#### [EXERCISE PROMPT]
Give back the whole listing exactly, line by line.

#### [PROVIDED INFORMATION]
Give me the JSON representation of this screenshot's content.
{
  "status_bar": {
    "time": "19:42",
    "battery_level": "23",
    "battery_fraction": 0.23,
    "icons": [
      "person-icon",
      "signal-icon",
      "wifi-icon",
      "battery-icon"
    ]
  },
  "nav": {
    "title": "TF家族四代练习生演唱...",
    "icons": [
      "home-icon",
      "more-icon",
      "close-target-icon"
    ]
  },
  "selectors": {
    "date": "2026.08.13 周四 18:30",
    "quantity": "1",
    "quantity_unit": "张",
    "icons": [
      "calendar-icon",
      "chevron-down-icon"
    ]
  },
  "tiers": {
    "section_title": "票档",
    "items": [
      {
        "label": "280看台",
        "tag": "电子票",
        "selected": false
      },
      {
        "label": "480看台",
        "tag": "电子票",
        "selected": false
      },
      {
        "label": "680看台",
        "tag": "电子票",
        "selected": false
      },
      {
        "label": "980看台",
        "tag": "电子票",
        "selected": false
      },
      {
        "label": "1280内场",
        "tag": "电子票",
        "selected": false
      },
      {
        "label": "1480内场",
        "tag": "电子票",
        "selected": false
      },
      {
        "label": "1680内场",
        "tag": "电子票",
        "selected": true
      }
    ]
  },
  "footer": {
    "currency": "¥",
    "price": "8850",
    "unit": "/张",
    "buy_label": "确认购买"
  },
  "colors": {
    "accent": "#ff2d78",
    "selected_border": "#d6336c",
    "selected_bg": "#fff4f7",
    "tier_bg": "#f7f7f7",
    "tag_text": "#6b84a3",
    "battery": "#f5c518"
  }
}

#### [TASK ANSWER]
Give me the JSON representation of this screenshot's content.
{
  "status_bar": {
    "time": "19:42",
    "battery_level": "23",
    "battery_fraction": 0.23,
    "icons": [
      "person-icon",
      "signal-icon",
      "wifi-icon",
      "battery-icon"
    ]
  },
  "nav": {
    "title": "TF家族四代练习生演唱...",
    "icons": [
      "home-icon",
      "more-icon",
      "close-target-icon"
    ]
  },
  "selectors": {
    "date": "2026.08.13 周四 18:30",
    "quantity": "1",
    "quantity_unit": "张",
    "icons": [
      "calendar-icon",
      "chevron-down-icon"
    ]
  },
  "tiers": {
    "section_title": "票档",
    "items": [
      {
        "label": "280看台",
        "tag": "电子票",
        "selected": false
      },
      {
        "label": "480看台",
        "tag": "电子票",
        "selected": false
      },
      {
        "label": "680看台",
        "tag": "电子票",
        "selected": false
      },
      {
        "label": "980看台",
        "tag": "电子票",
        "selected": false
      },
      {
        "label": "1280内场",
        "tag": "电子票",
        "selected": false
      },
      {
        "label": "1480内场",
        "tag": "电子票",
        "selected": false
      },
      {
        "label": "1680内场",
        "tag": "电子票",
        "selected": true
      }
    ]
  },
  "footer": {
    "currency": "¥",
    "price": "8850",
    "unit": "/张",
    "buy_label": "确认购买"
  },
  "colors": {
    "accent": "#ff2d78",
    "selected_border": "#d6336c",
    "selected_bg": "#fff4f7",
    "tier_bg": "#f7f7f7",
    "tag_text": "#6b84a3",
    "battery": "#f5c518"
  }
}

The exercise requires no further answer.